--- Instructions to follow ---
Repeat each record below exactly, omitting whatever pictures appear in it.

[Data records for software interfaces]
-- Opening Marker --

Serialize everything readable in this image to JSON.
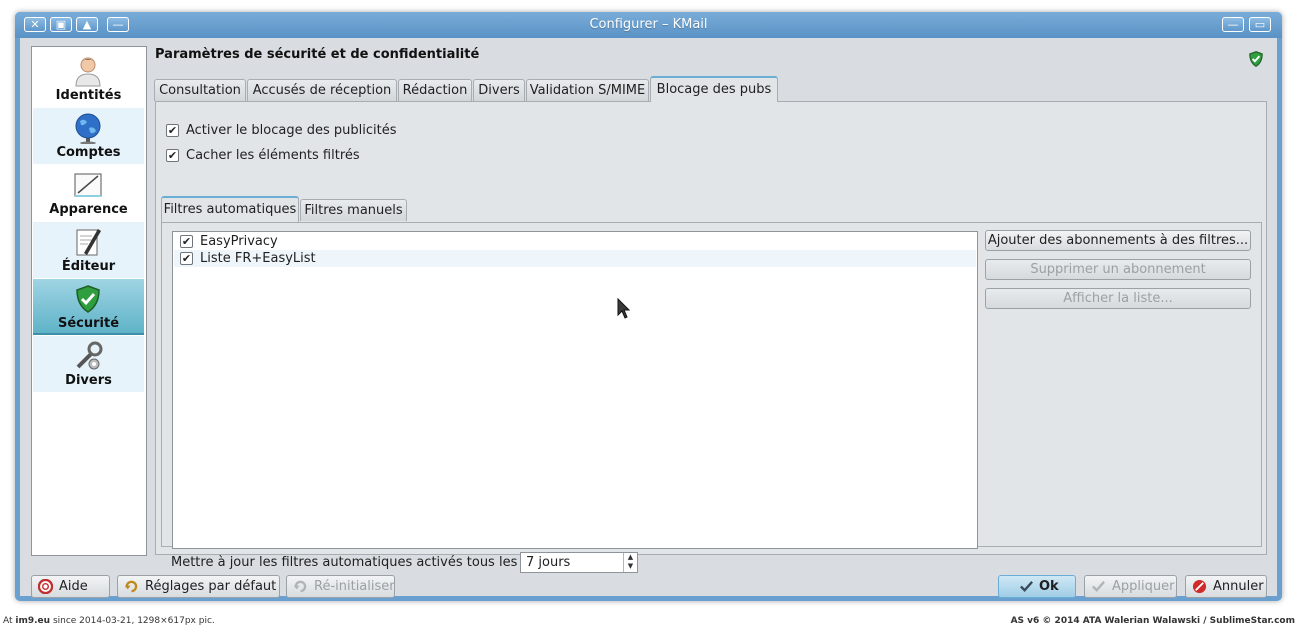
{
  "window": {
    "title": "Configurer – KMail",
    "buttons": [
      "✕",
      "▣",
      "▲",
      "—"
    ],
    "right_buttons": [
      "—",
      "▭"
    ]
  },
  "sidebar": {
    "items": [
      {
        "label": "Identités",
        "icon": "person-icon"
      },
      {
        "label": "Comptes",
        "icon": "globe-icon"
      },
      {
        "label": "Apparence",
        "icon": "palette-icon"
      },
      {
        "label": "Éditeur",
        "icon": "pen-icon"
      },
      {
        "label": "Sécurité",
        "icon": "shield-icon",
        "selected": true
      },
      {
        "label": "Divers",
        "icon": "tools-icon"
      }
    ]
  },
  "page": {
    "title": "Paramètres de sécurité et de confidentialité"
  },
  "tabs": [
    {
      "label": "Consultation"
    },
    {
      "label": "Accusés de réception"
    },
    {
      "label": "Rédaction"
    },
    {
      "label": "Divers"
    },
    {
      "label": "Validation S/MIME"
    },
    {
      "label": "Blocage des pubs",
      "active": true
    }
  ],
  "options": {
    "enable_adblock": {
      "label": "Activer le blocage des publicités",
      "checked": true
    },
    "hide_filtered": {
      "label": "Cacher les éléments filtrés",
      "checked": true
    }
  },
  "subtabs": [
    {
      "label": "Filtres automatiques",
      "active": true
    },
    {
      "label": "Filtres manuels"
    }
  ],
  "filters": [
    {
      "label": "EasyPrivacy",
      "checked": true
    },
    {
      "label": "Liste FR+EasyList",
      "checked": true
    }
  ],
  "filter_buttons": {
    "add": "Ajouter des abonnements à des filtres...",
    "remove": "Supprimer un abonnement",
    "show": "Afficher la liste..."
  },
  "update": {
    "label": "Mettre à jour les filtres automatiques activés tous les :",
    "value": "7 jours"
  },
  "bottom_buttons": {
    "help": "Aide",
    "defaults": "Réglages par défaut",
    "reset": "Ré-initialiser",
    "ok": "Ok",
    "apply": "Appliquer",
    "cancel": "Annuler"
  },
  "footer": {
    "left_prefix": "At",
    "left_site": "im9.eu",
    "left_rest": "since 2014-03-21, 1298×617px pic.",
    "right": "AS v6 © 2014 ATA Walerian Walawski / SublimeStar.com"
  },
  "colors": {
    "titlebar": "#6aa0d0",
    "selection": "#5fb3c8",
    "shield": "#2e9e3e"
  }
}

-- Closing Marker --

--- Task output ---
Serialize everything readable in this image to JSON.
{
  "window": {
    "title": "Configurer – KMail",
    "buttons": [
      "✕",
      "▣",
      "▲",
      "—"
    ],
    "right_buttons": [
      "—",
      "▭"
    ]
  },
  "sidebar": {
    "items": [
      {
        "label": "Identités",
        "icon": "person-icon"
      },
      {
        "label": "Comptes",
        "icon": "globe-icon"
      },
      {
        "label": "Apparence",
        "icon": "palette-icon"
      },
      {
        "label": "Éditeur",
        "icon": "pen-icon"
      },
      {
        "label": "Sécurité",
        "icon": "shield-icon",
        "selected": true
      },
      {
        "label": "Divers",
        "icon": "tools-icon"
      }
    ]
  },
  "page": {
    "title": "Paramètres de sécurité et de confidentialité"
  },
  "tabs": [
    {
      "label": "Consultation"
    },
    {
      "label": "Accusés de réception"
    },
    {
      "label": "Rédaction"
    },
    {
      "label": "Divers"
    },
    {
      "label": "Validation S/MIME"
    },
    {
      "label": "Blocage des pubs",
      "active": true
    }
  ],
  "options": {
    "enable_adblock": {
      "label": "Activer le blocage des publicités",
      "checked": true
    },
    "hide_filtered": {
      "label": "Cacher les éléments filtrés",
      "checked": true
    }
  },
  "subtabs": [
    {
      "label": "Filtres automatiques",
      "active": true
    },
    {
      "label": "Filtres manuels"
    }
  ],
  "filters": [
    {
      "label": "EasyPrivacy",
      "checked": true
    },
    {
      "label": "Liste FR+EasyList",
      "checked": true
    }
  ],
  "filter_buttons": {
    "add": "Ajouter des abonnements à des filtres...",
    "remove": "Supprimer un abonnement",
    "show": "Afficher la liste..."
  },
  "update": {
    "label": "Mettre à jour les filtres automatiques activés tous les :",
    "value": "7 jours"
  },
  "bottom_buttons": {
    "help": "Aide",
    "defaults": "Réglages par défaut",
    "reset": "Ré-initialiser",
    "ok": "Ok",
    "apply": "Appliquer",
    "cancel": "Annuler"
  },
  "footer": {
    "left_prefix": "At",
    "left_site": "im9.eu",
    "left_rest": "since 2014-03-21, 1298×617px pic.",
    "right": "AS v6 © 2014 ATA Walerian Walawski / SublimeStar.com"
  },
  "colors": {
    "titlebar": "#6aa0d0",
    "selection": "#5fb3c8",
    "shield": "#2e9e3e"
  }
}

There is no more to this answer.